I only have three words in response to the following article.
Gold. Silver. Bitcoin.
When the European Central Bank introduced a negative interest rate on lenders’ deposits two years ago, few thought things would ever go this far.
This week, a German cooperative savings bank in the Bavarian village of Gmund am Tegernsee — population 5,767 — said it’ll start charging retail customers to hold their cash. From September, for savings in excess of 100,000 euros ($111,710), the community’s Raiffeisen bank will take back 0.4 percent. That’s a direct pass through of the current level of the ECB’s negative deposit rate.
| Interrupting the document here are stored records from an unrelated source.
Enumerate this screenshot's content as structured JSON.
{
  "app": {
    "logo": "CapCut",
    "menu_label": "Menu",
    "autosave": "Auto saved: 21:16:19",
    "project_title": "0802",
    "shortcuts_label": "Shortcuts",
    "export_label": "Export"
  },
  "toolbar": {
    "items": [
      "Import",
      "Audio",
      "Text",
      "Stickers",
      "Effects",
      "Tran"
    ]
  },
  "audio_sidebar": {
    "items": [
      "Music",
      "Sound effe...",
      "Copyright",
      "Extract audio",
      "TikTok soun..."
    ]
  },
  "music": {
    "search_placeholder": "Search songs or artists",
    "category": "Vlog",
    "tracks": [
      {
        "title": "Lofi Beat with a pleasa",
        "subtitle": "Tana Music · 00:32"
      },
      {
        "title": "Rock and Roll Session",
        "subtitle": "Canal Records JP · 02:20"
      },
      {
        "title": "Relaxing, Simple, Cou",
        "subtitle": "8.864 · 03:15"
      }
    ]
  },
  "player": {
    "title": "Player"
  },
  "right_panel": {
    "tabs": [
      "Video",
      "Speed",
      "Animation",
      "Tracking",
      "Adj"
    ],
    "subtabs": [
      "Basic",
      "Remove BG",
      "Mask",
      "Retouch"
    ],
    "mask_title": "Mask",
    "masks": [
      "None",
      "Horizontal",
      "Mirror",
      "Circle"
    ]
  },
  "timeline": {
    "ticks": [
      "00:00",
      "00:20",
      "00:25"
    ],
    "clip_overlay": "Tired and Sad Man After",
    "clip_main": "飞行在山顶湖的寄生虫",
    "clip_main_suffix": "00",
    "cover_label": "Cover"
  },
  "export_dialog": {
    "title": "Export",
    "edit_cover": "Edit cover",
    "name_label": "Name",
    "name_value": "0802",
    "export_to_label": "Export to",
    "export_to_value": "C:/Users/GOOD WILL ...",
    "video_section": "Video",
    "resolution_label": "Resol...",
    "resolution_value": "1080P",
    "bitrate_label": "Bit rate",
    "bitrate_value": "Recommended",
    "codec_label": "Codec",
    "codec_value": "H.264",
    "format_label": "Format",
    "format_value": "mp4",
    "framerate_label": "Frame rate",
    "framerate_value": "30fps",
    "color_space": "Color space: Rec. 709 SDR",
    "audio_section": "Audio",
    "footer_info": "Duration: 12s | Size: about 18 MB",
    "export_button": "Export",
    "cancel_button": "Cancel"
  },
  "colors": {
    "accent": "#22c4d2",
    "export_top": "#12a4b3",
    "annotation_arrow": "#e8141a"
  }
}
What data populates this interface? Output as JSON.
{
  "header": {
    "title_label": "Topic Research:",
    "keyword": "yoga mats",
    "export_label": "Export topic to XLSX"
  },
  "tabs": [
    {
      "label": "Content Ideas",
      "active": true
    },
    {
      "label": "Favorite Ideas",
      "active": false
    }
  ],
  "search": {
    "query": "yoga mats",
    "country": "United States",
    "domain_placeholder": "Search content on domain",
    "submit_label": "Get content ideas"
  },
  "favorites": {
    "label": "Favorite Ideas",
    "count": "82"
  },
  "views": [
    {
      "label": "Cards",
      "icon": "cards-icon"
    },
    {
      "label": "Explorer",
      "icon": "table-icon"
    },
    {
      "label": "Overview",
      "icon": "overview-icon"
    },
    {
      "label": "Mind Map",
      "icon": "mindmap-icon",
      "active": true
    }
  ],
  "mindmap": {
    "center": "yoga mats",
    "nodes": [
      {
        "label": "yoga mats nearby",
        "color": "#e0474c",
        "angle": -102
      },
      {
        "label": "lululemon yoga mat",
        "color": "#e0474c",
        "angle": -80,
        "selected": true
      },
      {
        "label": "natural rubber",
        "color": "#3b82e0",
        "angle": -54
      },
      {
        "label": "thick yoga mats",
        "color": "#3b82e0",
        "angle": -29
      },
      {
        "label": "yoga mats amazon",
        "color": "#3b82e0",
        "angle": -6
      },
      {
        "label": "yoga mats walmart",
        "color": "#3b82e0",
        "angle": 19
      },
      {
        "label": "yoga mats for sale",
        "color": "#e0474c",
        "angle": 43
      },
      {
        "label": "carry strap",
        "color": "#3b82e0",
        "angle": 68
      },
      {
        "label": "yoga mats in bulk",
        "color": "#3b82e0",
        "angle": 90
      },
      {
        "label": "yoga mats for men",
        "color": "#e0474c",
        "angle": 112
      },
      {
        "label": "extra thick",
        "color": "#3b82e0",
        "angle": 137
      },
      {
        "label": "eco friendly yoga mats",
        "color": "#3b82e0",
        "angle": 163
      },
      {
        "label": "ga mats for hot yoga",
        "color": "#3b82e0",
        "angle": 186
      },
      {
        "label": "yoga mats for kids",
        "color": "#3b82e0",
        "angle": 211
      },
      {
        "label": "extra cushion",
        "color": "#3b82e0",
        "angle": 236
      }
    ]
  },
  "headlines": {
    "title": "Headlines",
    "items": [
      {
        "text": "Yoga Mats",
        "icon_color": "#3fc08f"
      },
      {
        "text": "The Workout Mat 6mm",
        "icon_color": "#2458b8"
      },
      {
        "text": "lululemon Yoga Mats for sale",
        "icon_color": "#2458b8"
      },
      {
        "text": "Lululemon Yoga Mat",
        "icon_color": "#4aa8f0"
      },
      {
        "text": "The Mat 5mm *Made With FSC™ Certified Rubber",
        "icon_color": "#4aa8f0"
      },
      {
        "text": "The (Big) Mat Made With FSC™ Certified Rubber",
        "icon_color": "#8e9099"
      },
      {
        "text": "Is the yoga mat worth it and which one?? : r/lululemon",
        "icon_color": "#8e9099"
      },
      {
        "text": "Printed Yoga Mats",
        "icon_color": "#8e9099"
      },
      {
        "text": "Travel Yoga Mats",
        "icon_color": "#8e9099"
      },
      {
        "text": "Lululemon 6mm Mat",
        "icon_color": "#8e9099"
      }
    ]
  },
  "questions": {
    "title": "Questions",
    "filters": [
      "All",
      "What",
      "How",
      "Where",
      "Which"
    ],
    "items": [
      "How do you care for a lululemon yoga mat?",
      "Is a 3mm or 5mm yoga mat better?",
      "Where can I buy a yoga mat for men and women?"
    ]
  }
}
“With our business clients there’s been a negative rate for quite some time, so why should it be any different for private individuals with big balances?,” Josef Paul, a board member of the bank, said by phone on Thursday. “As it looks today, charges on deposits won’t…